Article 756 of Nafta requires these three-country commissions to
"harmonize" their labor, health, and environmental laws, which means,
as in Europe, harmonizing all of these measures in a statist and
For example: do the citizens of Texas, Arizona, and other right-to-work
law states know that Nafta would give these bureaucratic commissions
the right to challenge right-to-work laws in American courts, on
the grounds of violating the Nafta treaty? And do they realize that
because the Eisenhower administration managed to kill the great
old right Bricker Amendment in the 1950s, that treaties have been
interpreted as constitutionally overriding all other parts of the
U.S. Constitution? And if the Clinton administration should fail
in its ambition to prohibit employers from replacing strikers, the
Nafta Commission might be able to sue to impose such prohibitions
because union-ridden Canada and Mexico have them.
Article 1114 of Nafta prevents any country from "lowering any environmental
standard." So this means that the U.S. would be prevented by this
super-sovereign commission from trying to get out of any environmental
rules and restrictions imposed by Canada and Mexico, who are often
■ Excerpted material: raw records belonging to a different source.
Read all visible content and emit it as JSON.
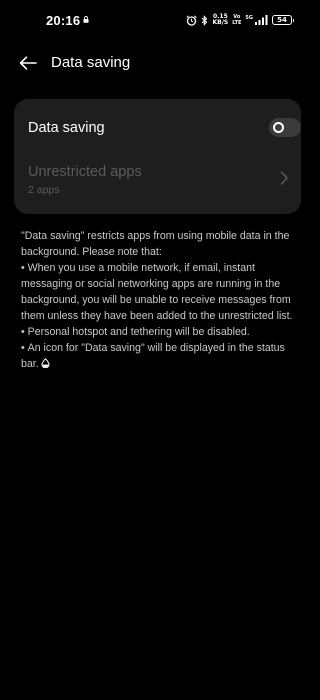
{
  "status_bar": {
    "time": "20:16",
    "speed_value": "0.15",
    "speed_unit": "KB/S",
    "network_top": "Vo",
    "network_bottom": "LTE",
    "signal_tag": "5G",
    "battery": "54",
    "icons": [
      "lock-icon",
      "alarm-icon",
      "bluetooth-icon",
      "signal-icon",
      "battery-icon"
    ]
  },
  "header": {
    "title": "Data saving",
    "back_icon": "back-arrow-icon"
  },
  "settings_card": {
    "data_saving": {
      "label": "Data saving",
      "enabled": false
    },
    "unrestricted_apps": {
      "label": "Unrestricted apps",
      "subtitle": "2 apps",
      "enabled": false
    }
  },
  "description": {
    "intro": "\"Data saving\" restricts apps from using mobile data in the background. Please note that:",
    "bullets": [
      "When you use a mobile network, if email, instant messaging or social networking apps are running in the background, you will be unable to receive messages from them unless they have been added to the unrestricted list.",
      "Personal hotspot and tethering will be disabled.",
      "An icon for \"Data saving\" will be displayed in the status bar."
    ]
  },
  "colors": {
    "background": "#000000",
    "card": "#1e1e1e",
    "primary_text": "#ffffff",
    "disabled_text": "#5b5b5b",
    "body_text": "#c8c8c8",
    "toggle_off": "#3b3b3b"
  }
}
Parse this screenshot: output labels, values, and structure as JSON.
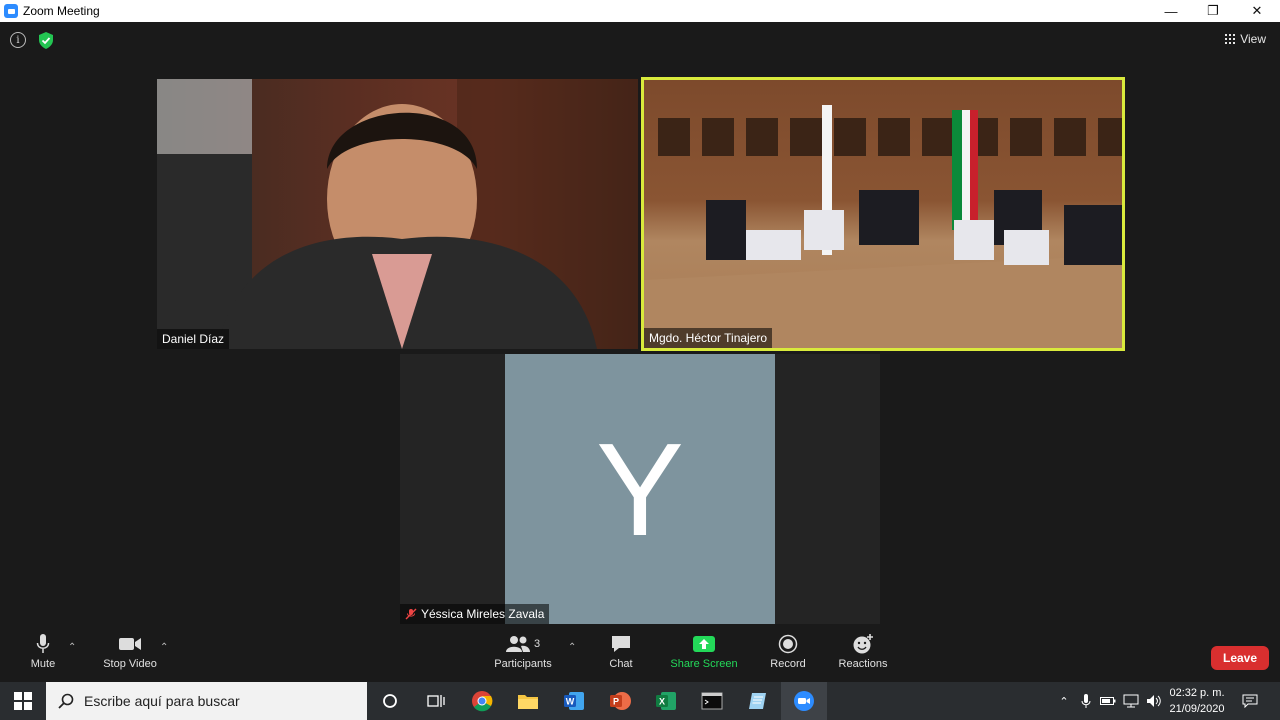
{
  "window": {
    "title": "Zoom Meeting",
    "minimize": "—",
    "restore": "❐",
    "close": "✕"
  },
  "header": {
    "view_label": "View"
  },
  "participants": [
    {
      "name": "Daniel Díaz"
    },
    {
      "name": "Mgdo. Héctor Tinajero"
    },
    {
      "name": "Yéssica Mireles Zavala",
      "initial": "Y"
    }
  ],
  "toolbar": {
    "mute": "Mute",
    "stop_video": "Stop Video",
    "participants": "Participants",
    "participants_count": "3",
    "chat": "Chat",
    "share_screen": "Share Screen",
    "record": "Record",
    "reactions": "Reactions",
    "leave": "Leave"
  },
  "taskbar": {
    "search_placeholder": "Escribe aquí para buscar",
    "time": "02:32 p. m.",
    "date": "21/09/2020"
  },
  "colors": {
    "active_speaker": "#d9ea3c",
    "leave": "#d92f2f",
    "share": "#23d959",
    "avatar": "#7e949e"
  }
}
more in the grip of environmentalist socialists than we are.
Ironically, it was precisely the power of the super-bureaucratic
commissions that led Canadian Prime Minister Kim Campbell to withhold
her consent from Nafta. In a last minute deal, the U.S. then agreed
to let Canada off the hook and keep its sovereignty, while the rest
will be ruled by the Commissions. Canada can decide these disputes
for itself, while the U.S. and Mexico have agreed to abide by Commission
Why aren't Americans allowed the same powers of self-government
The second rebuttal is Guilt-by-Association. No, we are not buying
the absurd protectionist argument that "high-wage Americans" should
not have to compete with "low-wage Mexicans (Taiwanese, or...)."
This argument from economic ignorance puts the cart before the horse:
and it doesn't treat the deeper question: why are U.S. wages
so high, while Taiwanese or Mexican wages are much lower? The reason
is that American employers can afford to pay such high wages
while Mexican employers cannot. The reason for that is the superior
capital investment of the American economy, which has made the productivity
of U.S. workers far higher than in Mexico. This means that the labor
cost per unit of product in the U.S. tends to be much lower
than in Mexico, even though the wage rate is higher. For
high labor productivity means low labor cost.
Moreover, the very fact that the U.S. exports a lot of goods to
Mexico, Taiwan, etc. demonstrates that there is something very wrong
with this protectionist "low-wage" argument.
But the problem, as we indicated above, is the reverse of the standard
protectionist line. The problem with Nafta is not that it will allow
U.S. businesses to move to "low-wage" Mexico (they can do that now!).
The problem is not that Mexico might be able to escape U.S. union,
wage, and environmental regulations. The problem is that the United
States is going to suffer even more of these regulations
as imposed by the supra-sovereign North American Commissions.
Besides, people in glass houses, etc. If we are "associating"
with the AFL-CIO, you guys have to look in the mirror every morning
after associating with President Clinton and Mickey Kantor (Yucch!).
It is important that freedom-lovers in the American public not
get fooled by the "free-market" think-tank monolith. Nafta, like
the European Monetary System now virtually dismantled, is bad news.
It's worse than open socialism; for it's internationalist socialism
camouflaged in the fair clothing of freedom and free markets. Populists,
even protectionist populists, are right to view it with deep suspicion.
Kill Nafta and strike a blow directly in the gut of the
Clinton administration. A good rule of thumb: other things being
equal, if the Clinton administration is for it, whatever it is,
it should be opposed on general principles. The more the Clinton
administration fails, the more it withers and dies, the more American
freedom and prosperity, the more the Old Republic, shall live.